Task statement: All the data must be output exactly as given.

Page and application data records
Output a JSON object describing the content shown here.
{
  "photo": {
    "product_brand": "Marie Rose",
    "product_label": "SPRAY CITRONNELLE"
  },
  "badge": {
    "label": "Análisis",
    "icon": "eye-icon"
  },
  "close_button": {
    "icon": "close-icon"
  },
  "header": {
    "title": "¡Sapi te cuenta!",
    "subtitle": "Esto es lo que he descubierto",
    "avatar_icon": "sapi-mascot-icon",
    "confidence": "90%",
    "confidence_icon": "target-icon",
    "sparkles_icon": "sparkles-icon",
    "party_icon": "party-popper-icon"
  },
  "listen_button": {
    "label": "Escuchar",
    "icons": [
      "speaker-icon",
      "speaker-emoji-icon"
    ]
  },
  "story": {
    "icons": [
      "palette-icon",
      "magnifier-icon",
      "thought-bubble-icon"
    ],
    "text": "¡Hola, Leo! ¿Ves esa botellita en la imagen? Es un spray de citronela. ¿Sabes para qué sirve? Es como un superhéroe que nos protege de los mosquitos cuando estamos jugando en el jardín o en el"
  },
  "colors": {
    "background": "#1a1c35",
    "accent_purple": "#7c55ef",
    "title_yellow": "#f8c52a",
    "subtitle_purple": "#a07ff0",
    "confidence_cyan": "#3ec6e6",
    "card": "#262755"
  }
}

Answer space:
Output a JSON object describing the content shown here.
{
  "photo": {
    "product_brand": "Marie Rose",
    "product_label": "SPRAY CITRONNELLE"
  },
  "badge": {
    "label": "Análisis",
    "icon": "eye-icon"
  },
  "close_button": {
    "icon": "close-icon"
  },
  "header": {
    "title": "¡Sapi te cuenta!",
    "subtitle": "Esto es lo que he descubierto",
    "avatar_icon": "sapi-mascot-icon",
    "confidence": "90%",
    "confidence_icon": "target-icon",
    "sparkles_icon": "sparkles-icon",
    "party_icon": "party-popper-icon"
  },
  "listen_button": {
    "label": "Escuchar",
    "icons": [
      "speaker-icon",
      "speaker-emoji-icon"
    ]
  },
  "story": {
    "icons": [
      "palette-icon",
      "magnifier-icon",
      "thought-bubble-icon"
    ],
    "text": "¡Hola, Leo! ¿Ves esa botellita en la imagen? Es un spray de citronela. ¿Sabes para qué sirve? Es como un superhéroe que nos protege de los mosquitos cuando estamos jugando en el jardín o en el"
  },
  "colors": {
    "background": "#1a1c35",
    "accent_purple": "#7c55ef",
    "title_yellow": "#f8c52a",
    "subtitle_purple": "#a07ff0",
    "confidence_cyan": "#3ec6e6",
    "card": "#262755"
  }
}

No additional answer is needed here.